Will Hagle’s favorite Simpsons character is Ralph Wiggum.
In today’s most obvious fact, rappers are reliant on producers. Without them they’d just be poets. An album is rarely the work of a singular artist, no matter how much one individual guides its creation. Even the acapella Black Album was just a Roc-A-Fella ploy to profit off aspiring Danger Mouses.
The argument could be made that choosing the right beats, and ultimately the right words and ways of saying them, is an art form itself. Plenty of undisputedly classic albums have given credits to a bevy of names, conglomerating beats from a variety of sources. No one is arguing that Illmatic isn’t Nas’s album. It’s just understood that the Pete Rocks and Large Professors are nearly as responsible as Nas for the album’s sound, even if they would never grace the cover.

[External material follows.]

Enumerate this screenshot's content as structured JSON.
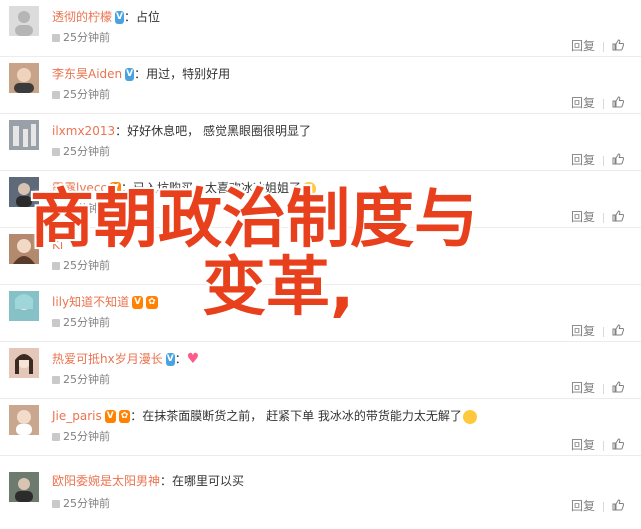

In a 2014 interview with HipHop DX, Large Professor disagreed. “[The beats] were bangin’ … But you could have had some clown get those beats and put some bullshit down, and them shits, it wouldn’t have been nothing. Nas put something down that was like, ‘Yo, this is… It’s not the icing on the cake. This is part of the cake.’”
And that’s the thing. No matter who gets the credit, producers and rappers are inextricable components of that cake. Producers supply music that rappers turn into songs. Even if the rapper’s playing both parts, those processes always occur separately (unless you’re Rahzel). The relationship between beatmakers and vocalists is as old, and nearly as strained, as the Clinton marriage. Both parties exist independently, openly commingle with others, and yet depend upon each other to survive. At any given moment, one of them has to be in the background.
Occasionally, however, a single producer’s contributions behind the boards are on such an equal level as the rapper’s that they necessitate a new name for the duo altogether. There’s a reason either Mad or Lib is pre or suffix-ed to the end of most projects with which Otis Jackson Jr. is involved from start to finish. R.A.P. Music could’ve been called Run the Jewels 0.
“Charge It To The Game” could’ve just been called a new Fat Tony song. He is the only one on it rapping. Instead, it’s a new Charge It To The Game song. The reason for the name change is Kyle Mabson, whose crusty synth and drum work was fitting enough to make Tony team up to record an entire EP.
These types of gambles don’t always pay off, but sometimes lightning strikes and a cohesive energy bursts out of two divergent energies. Other times there’s a blizzard, clouding the connection between people with names like Aubrey and Noah. It doesn’t snow in Houston or Los Angeles, Tony and Mabson’s respective hometowns.
Mabson is a fitting musical counterpart to Fat Tony’s verbal energy, humor, and experimentation. There’s not much info on him out there, but this video of his live set at FYF before it was Goldenvoiceified says enough. He smashes guitar pedals with his hands, adding buzzing noises over Ludacris acapellas while a crowd of onlookers stands there like they’re auditioning to be Boiler Room extras. If you saw Fat Tony jump into the crowd at this site’s POW Fest last year, you can see how these two might get along.
Based on names alone, “Charge It To The Game” by Charge It To The Game looks like a mission statement. There are more songs coming, and I;m excited to hear how it all holds up.